As we would in reality, Jessica questions her actions and explains them away with care:

She was crying with growing intensity. You don’t leave someone alone in that state. You don’t say, Sorry but my shift is over.’ You can’t clock off. This may be that sort of job to some people but not to me. p53

And Jervis-Read does not shy from bringing truth to the story by allowing Jessica go into this blindly. Jessica knows she goes where she should not; she knows she has blurred ethical lines:

Her thigh slid between mine. I waited. What was I thinking in this moment? I can’t remember.
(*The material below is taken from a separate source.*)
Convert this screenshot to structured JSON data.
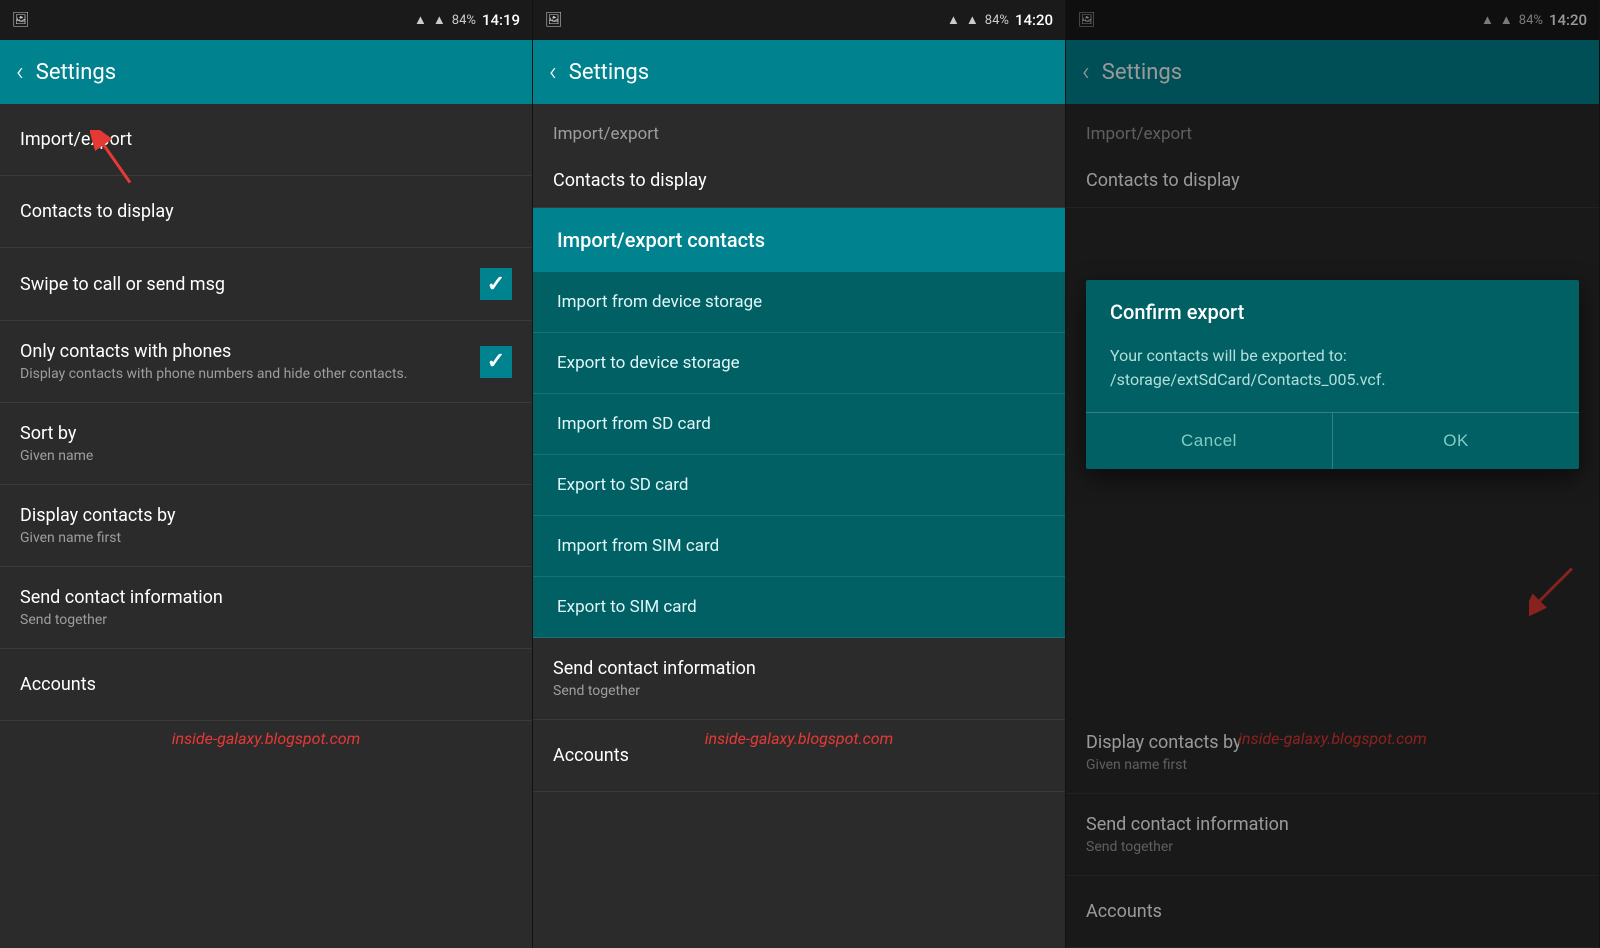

Only the feeling of heat, from her bath-thickened flesh…Maybe I told myself, ‘You have come this far without knowing why – what reason is there to step out now?’…How wild and misguided a life can become, but the body maintains this simple truth: the elegant curve from the waist to the hip. p 83
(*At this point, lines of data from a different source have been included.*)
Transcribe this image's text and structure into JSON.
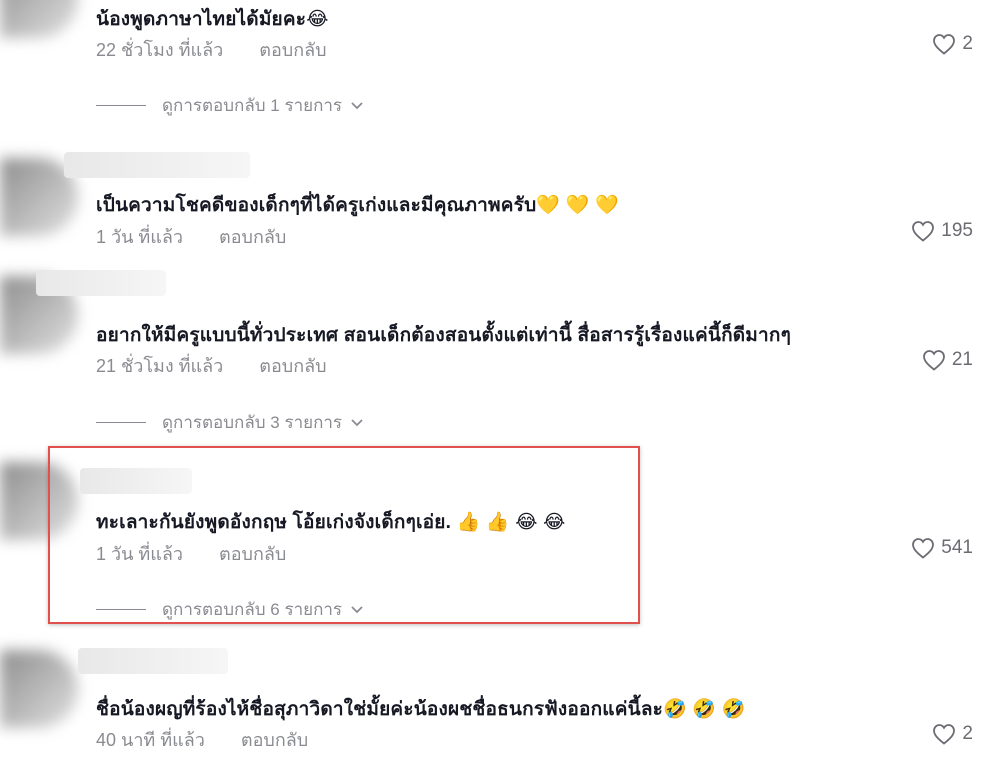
{
  "comments": [
    {
      "text": "น้องพูดภาษาไทยได้มัยคะ😂",
      "time": "22 ชั่วโมง ที่แล้ว",
      "reply": "ตอบกลับ",
      "likes": "2",
      "view_replies": "ดูการตอบกลับ 1 รายการ"
    },
    {
      "text": "เป็นความโชคดีของเด็กๆที่ได้ครูเก่งและมีคุณภาพครับ💛 💛 💛",
      "time": "1 วัน ที่แล้ว",
      "reply": "ตอบกลับ",
      "likes": "195"
    },
    {
      "text": "อยากให้มีครูแบบนี้ทั่วประเทศ สอนเด็กต้องสอนตั้งแต่เท่านี้ สื่อสารรู้เรื่องแค่นี้ก็ดีมากๆ",
      "time": "21 ชั่วโมง ที่แล้ว",
      "reply": "ตอบกลับ",
      "likes": "21",
      "view_replies": "ดูการตอบกลับ 3 รายการ"
    },
    {
      "text": "ทะเลาะกันยังพูดอังกฤษ โอ้ยเก่งจังเด็กๆเอ่ย. 👍 👍 😂 😂",
      "time": "1 วัน ที่แล้ว",
      "reply": "ตอบกลับ",
      "likes": "541",
      "view_replies": "ดูการตอบกลับ 6 รายการ"
    },
    {
      "text": "ชื่อน้องผญที่ร้องไห้ชื่อสุภาวิดาใช่มั้ยค่ะน้องผชชื่อธนกรฟังออกแค่นี้ละ🤣 🤣 🤣",
      "time": "40 นาที ที่แล้ว",
      "reply": "ตอบกลับ",
      "likes": "2"
    }
  ],
  "colors": {
    "highlight_border": "#e0504c",
    "secondary_text": "#8a8b91",
    "primary_text": "#161823"
  },
  "icons": {
    "like": "heart-outline-icon",
    "expand": "chevron-down-icon"
  }
}
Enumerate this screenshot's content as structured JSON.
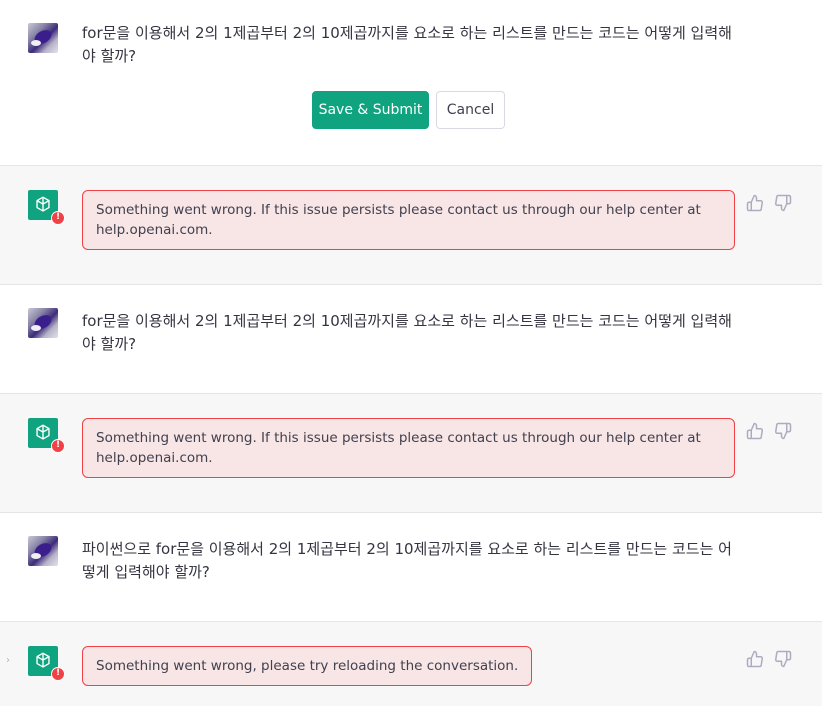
{
  "conversation": {
    "edit_message": {
      "text": "for문을 이용해서 2의 1제곱부터 2의 10제곱까지를 요소로 하는 리스트를 만드는 코드는 어떻게 입력해야 할까?",
      "save_label": "Save & Submit",
      "cancel_label": "Cancel"
    },
    "error_1": "Something went wrong. If this issue persists please contact us through our help center at help.openai.com.",
    "user_2": "for문을 이용해서 2의 1제곱부터 2의 10제곱까지를 요소로 하는 리스트를 만드는 코드는 어떻게 입력해야 할까?",
    "error_2": "Something went wrong. If this issue persists please contact us through our help center at help.openai.com.",
    "user_3": "파이썬으로 for문을 이용해서 2의 1제곱부터 2의 10제곱까지를 요소로 하는 리스트를 만드는 코드는 어떻게 입력해야 할까?",
    "error_3": "Something went wrong, please try reloading the conversation.",
    "error_badge": "!",
    "chevron": "›"
  },
  "icons": {
    "user_avatar": "user-avatar-image",
    "bot_avatar": "openai-logo-icon",
    "thumbs_up": "thumbs-up-icon",
    "thumbs_down": "thumbs-down-icon"
  },
  "colors": {
    "accent": "#10a37f",
    "error": "#ef4146",
    "error_bg": "#f8e5e6"
  }
}
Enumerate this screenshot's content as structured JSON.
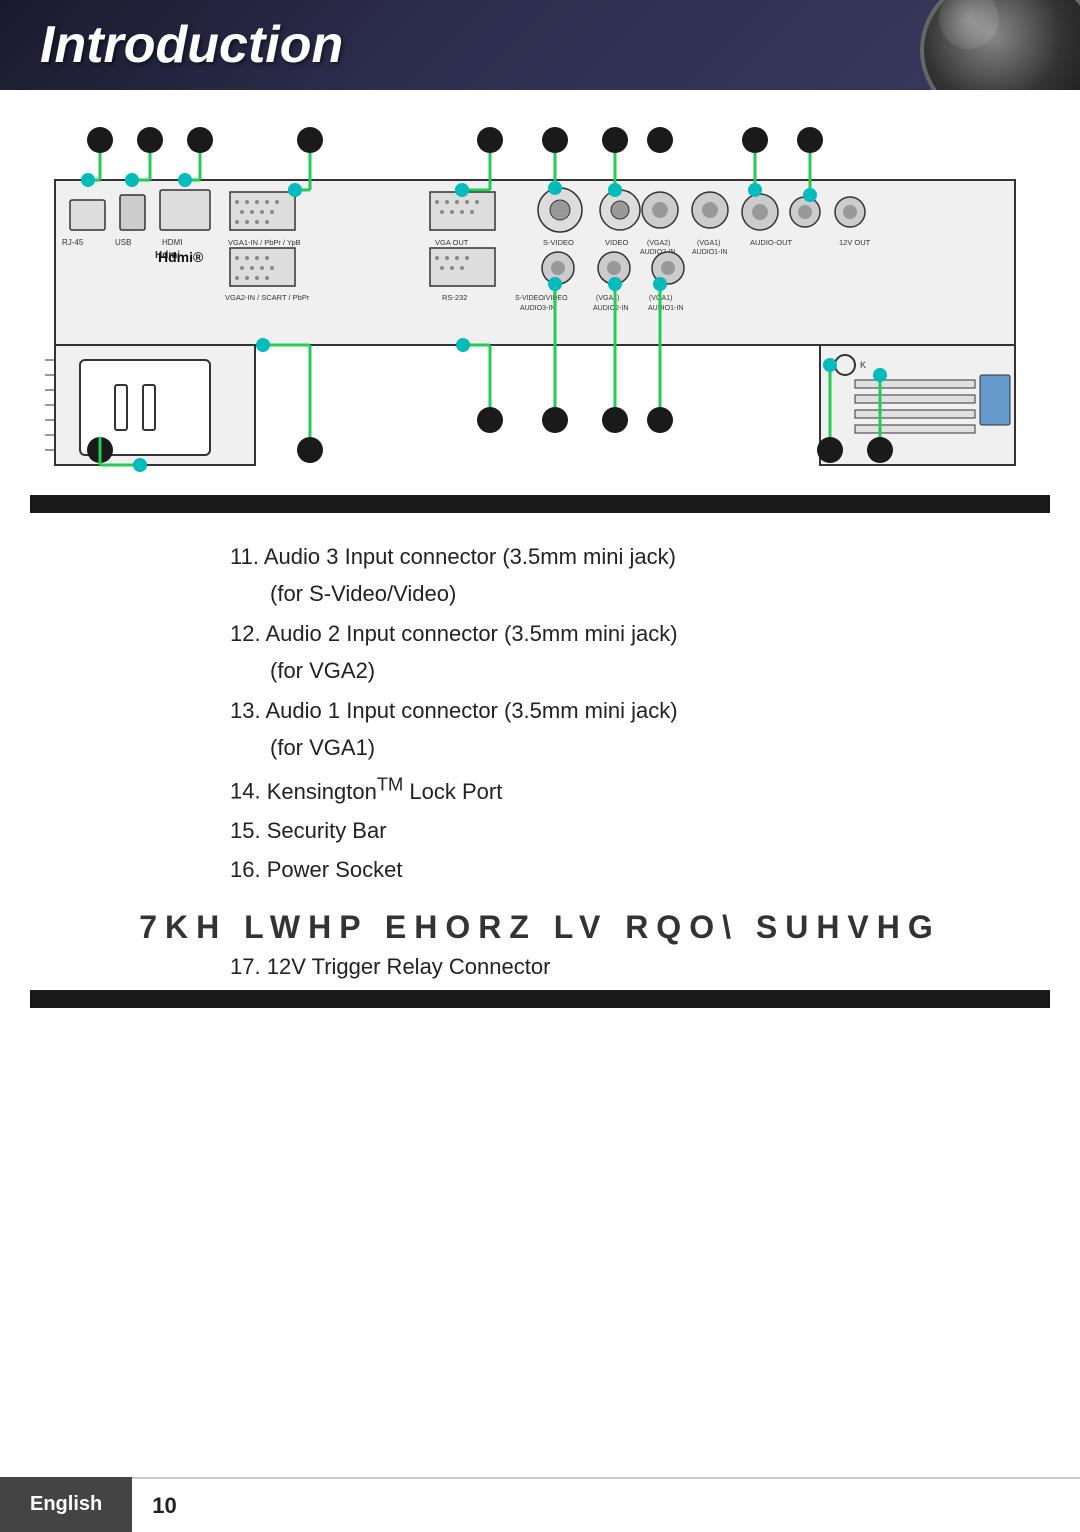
{
  "header": {
    "title": "Introduction",
    "lens_alt": "projector lens"
  },
  "diagram": {
    "description": "Projector rear panel diagram with labeled connectors",
    "connectors": [
      "RJ-45",
      "USB",
      "HDMI",
      "VGA1-IN / PbPr / YPb",
      "VGA2-IN / SCART / PbPr",
      "VGA OUT",
      "S-VIDEO",
      "VIDEO",
      "RS-232",
      "AUDIO-OUT",
      "S-VIDEO/VIDEO AUDIO3-IN",
      "VGA2 AUDIO2-IN",
      "VGA1 AUDIO1-IN",
      "12V OUT"
    ]
  },
  "items": [
    {
      "number": "11.",
      "text": "Audio 3 Input connector (3.5mm mini jack)",
      "sub": "(for S-Video/Video)"
    },
    {
      "number": "12.",
      "text": "Audio 2 Input connector (3.5mm mini jack)",
      "sub": "(for VGA2)"
    },
    {
      "number": "13.",
      "text": "Audio 1 Input connector (3.5mm mini jack)",
      "sub": "(for VGA1)"
    },
    {
      "number": "14.",
      "text": "Kensington™ Lock Port",
      "sub": ""
    },
    {
      "number": "15.",
      "text": "Security Bar",
      "sub": ""
    },
    {
      "number": "16.",
      "text": "Power Socket",
      "sub": ""
    }
  ],
  "highlight_text": "7KH  LWHP  EHORZ  LV  RQO\\  SUHVHG",
  "item_17": {
    "number": "17.",
    "text": "12V Trigger Relay Connector"
  },
  "footer": {
    "language": "English",
    "page": "10"
  }
}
And nor are the characters allowed to waft away in romantic views; the story is not without the tendrils of uncertainty you might find in a relationship wrought with baggage, illness and dependency:

Eloise smirked. She leant towards me and her robe fell open at the top. ‘I’ll follow you,’ she said. ‘If you go.’  p 63

The characters are beautifully painted on the page. We feel for Jessica as she navigates the emotions left in the wake of her divorce from her husband, and the feelings of estrangement from her children that seem to open her up as they go on with their lives:

Was I a good mother to my children? I think I was. Why then did they move away? p67

And out of this we accept and forgive Jessica. Had we only had access to the facts of the story – lonely carer takes advantage of a patient overcome with sadness for the loss of her life due to mental illness, and engages in physical intimacy – we might judge and condemn Jessica. Enormous credit goes to Jane Jervis-Read for enveloping the facts in a beautiful story that leads us to understand and forgive the characters.

When Eloise sobbed that guttural sob I recognised my own voice in her throat. I recognised the sobs of my children, of my mother too. I remembered my mother weeping when my father died and how I had held her. Eloise clutched at me and pulled me in through the blankets. She cried in my arm. p53

Midnight Blue and Endlessly Tall is a beautifully written, honest and elegant tale of longing and loneliness; it turns the light on what a person will allow themselves to do to abate and caress those feelings and it tackles the questions around crossing ethical lines. Set in the university area around Carlton, Melbourne. I highly recommend you take on this novella and see how you fare.

Jane Jervis-Read and Alice Grundy from Seizure talk about her novel and novellas in general in a great audio interview here

You can purchase Jane’s book here.

Blog at WordPress.com.

Up ↑

%d bloggers like this: